So we all knew Jayson Tatum was good, sure. But did we understand, fully comprehend, how good he'd be late in games? Tatum is unbelievably clutch, not only for a rookie, but for a player in general.
Out of his 14 points per game on average, about 4.5 of those points come during the 4th quarter. So, as a rookie, he is already averaging half of what LeBron James averages in the 4th quarter (around 9 points per 4th quarter per game). Impressive to say the least.

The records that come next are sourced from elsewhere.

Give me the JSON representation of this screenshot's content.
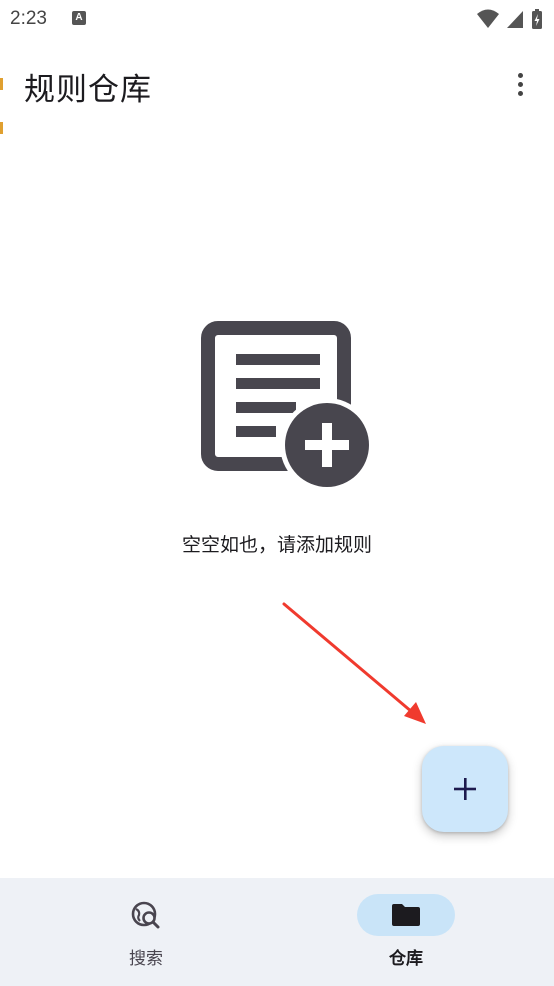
{
  "status_bar": {
    "time": "2:23",
    "notification_icon_text": "A"
  },
  "app_bar": {
    "title": "规则仓库"
  },
  "empty_state": {
    "message": "空空如也，请添加规则"
  },
  "bottom_nav": {
    "items": [
      {
        "label": "搜索",
        "icon": "globe-search-icon",
        "selected": false
      },
      {
        "label": "仓库",
        "icon": "folder-icon",
        "selected": true
      }
    ]
  },
  "colors": {
    "fab_background": "#cde7fb",
    "nav_background": "#eef1f6",
    "nav_selected_indicator": "#c9e4f8",
    "illustration": "#48464e",
    "annotation_arrow": "#f03a2e"
  }
}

Sure, he doesn't have the Kyrie Irving role on the team. Which is to shoot at will late in the games, in order to close-out the opposition. However, that should not be used against him when debating/discussing his clutch-gene. It is not his job, or duty, to be the go-to guy for the Boston Celtics late in games. Rather, he waits for his time to strike, and then he capitalizes on the moment.
If Tatum is doing this when he is 19 years old, imagine what he will be doing when he is 25 years old. The total scoring numbers will surely be there at that point, if all goes according to plan.
The kid has made a number of clutch shots this season. That said, when he finally finds his groove and starts going on clutch stretches late in games, the league will need to watch out. The C's have Tatum and Irving down the stretch. If that doesn't scream 4th quarter takeover, I don't know what does.
When looking at Tatum and comparing him to other true rookies, it is clear that he is the most mature and NBA ready (in terms of fundamentals). That is the reason why the Celtics drafted him. They saw that. And now Celtics fans can surely see that.
There really hasn't been a Celtic rookie that has been thrown into the fire like this and actually survived as well as Tatum has in a long time. He has held his own. In fact, he has held more than his own.
This kid was ready to play NBA ball from the minute Adam Silver announced, "With the 3rd pick in the 2017 NBA Draft, the Boston Celtics select Jayson Tatum."